Enhanced photoelectrochemical performance of hydrothermally grown tetravalent impurity (Si4+) doped zinc oxide nanostructures for solar water splitting applications
We report the photoelectrochemical performance of Si-doped ZnO nanorods (NRs) synthesized via two step sol–gel and hydrothermal technique. In the X-ray diffraction patterns the prominent (002) peak confirms the hexagonal wurtzite phase for all samples. In addition to this, the Field Emission Scanning Electron Microscopy images also confirm the hexagonal shape of the NRs with the inclusion of this group IV dopant. The absorption spectra clearly indicates the increase in absorbance in the visible region after doping Si as compared with the undoped ZnO NRs. Bandgap tuning has been noted to be possible after doping. With the insertion of Si4+ ion into the ZnO matrix, the oxygen defects acting as recombination centers are reduced, as observed from the photoluminescence (PL) spectrum. We obtain a photocurrent density of 1.101 mA cm−2 values (approximately 4.5 times higher than the ZnO sample) at + 0.438 V in presence of 0.1 M NaOH electrolyte solution under visible light illumination (AM 1.5G) for the 8% Si-doped ZnO NRs sample. We attribute this enhancement to the reduction in recombination centers causing suppression of electron–hole recombination due to the reduced oxygen defects as observed in the PL spectrum. The enhanced absorption along with higher surface area of the NRs also promoted the increase in photocurrent value for this Si doped sample. The stability tests conceived that the doped ZnO NRs samples can better behave as a promising photoelectrode material for further generation of clean green energy.
The authors acknowledge the Department of Science and Technology (DST) for the project with Grant Number SR/FTP/PS-184/2012, SERB vide Dy. No. SERB/F/5439/2013-14 dated 25.11.2013 and Faculty Research Scheme-FRS (54)/2103-2014/APH. The authors would also like to thank the Ministry of Human Resource and Development project under the Scheme-Establishment of Centre of Excellence for Training and Research in Frontier Areas of Science and Technology (FAST) in Renewable Energy vide letter F. No. 5-5/2014-TS.VII dated 04.09.2014. The authors would like to thank Indian Institute of Technology (Indian School of Mines), Dhanbad, India for providing research fellowship and Central Research Facility (CRF) respectively. We are also thankful to Dr. K. Asokan, Scientist F, Materials Science Division, Inter University Accelerator Centre, New Delhi for his support in carrying out the Hall measurements. One of the authors M.C. would like to acknowledge Indo-US Science and Technology Forum (IUSSTF) for providing international Bhaskara Advanced Solar Energy (BASE-2016) fellowship.

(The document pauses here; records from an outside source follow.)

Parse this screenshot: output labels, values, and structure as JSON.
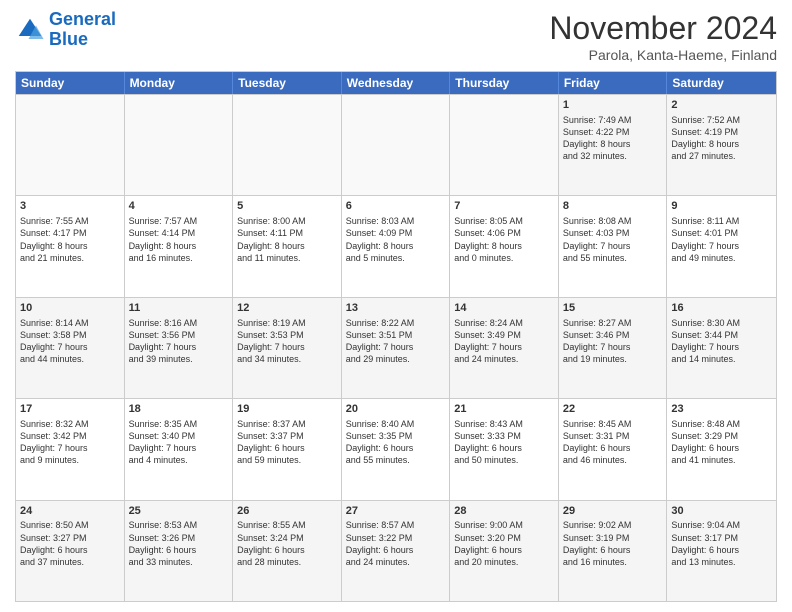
{
  "header": {
    "logo_line1": "General",
    "logo_line2": "Blue",
    "month": "November 2024",
    "location": "Parola, Kanta-Haeme, Finland"
  },
  "days": [
    "Sunday",
    "Monday",
    "Tuesday",
    "Wednesday",
    "Thursday",
    "Friday",
    "Saturday"
  ],
  "weeks": [
    [
      {
        "day": "",
        "info": "",
        "empty": true
      },
      {
        "day": "",
        "info": "",
        "empty": true
      },
      {
        "day": "",
        "info": "",
        "empty": true
      },
      {
        "day": "",
        "info": "",
        "empty": true
      },
      {
        "day": "",
        "info": "",
        "empty": true
      },
      {
        "day": "1",
        "info": "Sunrise: 7:49 AM\nSunset: 4:22 PM\nDaylight: 8 hours\nand 32 minutes."
      },
      {
        "day": "2",
        "info": "Sunrise: 7:52 AM\nSunset: 4:19 PM\nDaylight: 8 hours\nand 27 minutes."
      }
    ],
    [
      {
        "day": "3",
        "info": "Sunrise: 7:55 AM\nSunset: 4:17 PM\nDaylight: 8 hours\nand 21 minutes."
      },
      {
        "day": "4",
        "info": "Sunrise: 7:57 AM\nSunset: 4:14 PM\nDaylight: 8 hours\nand 16 minutes."
      },
      {
        "day": "5",
        "info": "Sunrise: 8:00 AM\nSunset: 4:11 PM\nDaylight: 8 hours\nand 11 minutes."
      },
      {
        "day": "6",
        "info": "Sunrise: 8:03 AM\nSunset: 4:09 PM\nDaylight: 8 hours\nand 5 minutes."
      },
      {
        "day": "7",
        "info": "Sunrise: 8:05 AM\nSunset: 4:06 PM\nDaylight: 8 hours\nand 0 minutes."
      },
      {
        "day": "8",
        "info": "Sunrise: 8:08 AM\nSunset: 4:03 PM\nDaylight: 7 hours\nand 55 minutes."
      },
      {
        "day": "9",
        "info": "Sunrise: 8:11 AM\nSunset: 4:01 PM\nDaylight: 7 hours\nand 49 minutes."
      }
    ],
    [
      {
        "day": "10",
        "info": "Sunrise: 8:14 AM\nSunset: 3:58 PM\nDaylight: 7 hours\nand 44 minutes."
      },
      {
        "day": "11",
        "info": "Sunrise: 8:16 AM\nSunset: 3:56 PM\nDaylight: 7 hours\nand 39 minutes."
      },
      {
        "day": "12",
        "info": "Sunrise: 8:19 AM\nSunset: 3:53 PM\nDaylight: 7 hours\nand 34 minutes."
      },
      {
        "day": "13",
        "info": "Sunrise: 8:22 AM\nSunset: 3:51 PM\nDaylight: 7 hours\nand 29 minutes."
      },
      {
        "day": "14",
        "info": "Sunrise: 8:24 AM\nSunset: 3:49 PM\nDaylight: 7 hours\nand 24 minutes."
      },
      {
        "day": "15",
        "info": "Sunrise: 8:27 AM\nSunset: 3:46 PM\nDaylight: 7 hours\nand 19 minutes."
      },
      {
        "day": "16",
        "info": "Sunrise: 8:30 AM\nSunset: 3:44 PM\nDaylight: 7 hours\nand 14 minutes."
      }
    ],
    [
      {
        "day": "17",
        "info": "Sunrise: 8:32 AM\nSunset: 3:42 PM\nDaylight: 7 hours\nand 9 minutes."
      },
      {
        "day": "18",
        "info": "Sunrise: 8:35 AM\nSunset: 3:40 PM\nDaylight: 7 hours\nand 4 minutes."
      },
      {
        "day": "19",
        "info": "Sunrise: 8:37 AM\nSunset: 3:37 PM\nDaylight: 6 hours\nand 59 minutes."
      },
      {
        "day": "20",
        "info": "Sunrise: 8:40 AM\nSunset: 3:35 PM\nDaylight: 6 hours\nand 55 minutes."
      },
      {
        "day": "21",
        "info": "Sunrise: 8:43 AM\nSunset: 3:33 PM\nDaylight: 6 hours\nand 50 minutes."
      },
      {
        "day": "22",
        "info": "Sunrise: 8:45 AM\nSunset: 3:31 PM\nDaylight: 6 hours\nand 46 minutes."
      },
      {
        "day": "23",
        "info": "Sunrise: 8:48 AM\nSunset: 3:29 PM\nDaylight: 6 hours\nand 41 minutes."
      }
    ],
    [
      {
        "day": "24",
        "info": "Sunrise: 8:50 AM\nSunset: 3:27 PM\nDaylight: 6 hours\nand 37 minutes."
      },
      {
        "day": "25",
        "info": "Sunrise: 8:53 AM\nSunset: 3:26 PM\nDaylight: 6 hours\nand 33 minutes."
      },
      {
        "day": "26",
        "info": "Sunrise: 8:55 AM\nSunset: 3:24 PM\nDaylight: 6 hours\nand 28 minutes."
      },
      {
        "day": "27",
        "info": "Sunrise: 8:57 AM\nSunset: 3:22 PM\nDaylight: 6 hours\nand 24 minutes."
      },
      {
        "day": "28",
        "info": "Sunrise: 9:00 AM\nSunset: 3:20 PM\nDaylight: 6 hours\nand 20 minutes."
      },
      {
        "day": "29",
        "info": "Sunrise: 9:02 AM\nSunset: 3:19 PM\nDaylight: 6 hours\nand 16 minutes."
      },
      {
        "day": "30",
        "info": "Sunrise: 9:04 AM\nSunset: 3:17 PM\nDaylight: 6 hours\nand 13 minutes."
      }
    ]
  ]
}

- 27.H. Yuan, J. Mater. Sci. 23, 2075 (2012)Google Scholar
- 31.Y. Yang, S. Niu, D. Han, T. Liu, G. Wang, Y. Li, Adv. Energy Mater. 7, 1 (2017)Google Scholar
- 41.W. Körner, C. Elsässer, Phys. Rev. B 83, 1 (2011)Google Scholar